** BRIEF **
Could you retype all of the entries exactly, without their pictures?

Entries from a dataset of interfaces:
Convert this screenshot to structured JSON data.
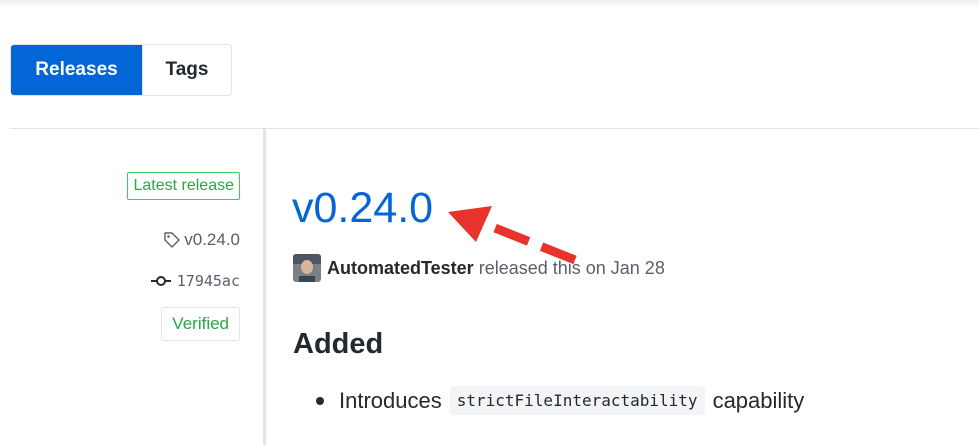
{
  "subnav": {
    "tabs": [
      {
        "label": "Releases",
        "selected": true
      },
      {
        "label": "Tags",
        "selected": false
      }
    ]
  },
  "sidebar_meta": {
    "latest_label": "Latest release",
    "tag_name": "v0.24.0",
    "commit_sha": "17945ac",
    "verified_label": "Verified"
  },
  "release": {
    "title": "v0.24.0",
    "author": "AutomatedTester",
    "released_text": "released this on Jan 28",
    "section_heading": "Added",
    "notes": [
      {
        "prefix": "Introduces",
        "code": "strictFileInteractability",
        "suffix": "capability"
      }
    ]
  },
  "colors": {
    "accent": "#0366d6",
    "success": "#28a745",
    "annotation_arrow": "#e8322d"
  },
  "icons": {
    "tag": "tag-icon",
    "commit": "git-commit-icon",
    "annotation": "red-dashed-arrow-icon"
  }
}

** OUTPUT FOR THIS EXERCISE **
Convert this screenshot to structured JSON data.
{
  "subnav": {
    "tabs": [
      {
        "label": "Releases",
        "selected": true
      },
      {
        "label": "Tags",
        "selected": false
      }
    ]
  },
  "sidebar_meta": {
    "latest_label": "Latest release",
    "tag_name": "v0.24.0",
    "commit_sha": "17945ac",
    "verified_label": "Verified"
  },
  "release": {
    "title": "v0.24.0",
    "author": "AutomatedTester",
    "released_text": "released this on Jan 28",
    "section_heading": "Added",
    "notes": [
      {
        "prefix": "Introduces",
        "code": "strictFileInteractability",
        "suffix": "capability"
      }
    ]
  },
  "colors": {
    "accent": "#0366d6",
    "success": "#28a745",
    "annotation_arrow": "#e8322d"
  },
  "icons": {
    "tag": "tag-icon",
    "commit": "git-commit-icon",
    "annotation": "red-dashed-arrow-icon"
  }
}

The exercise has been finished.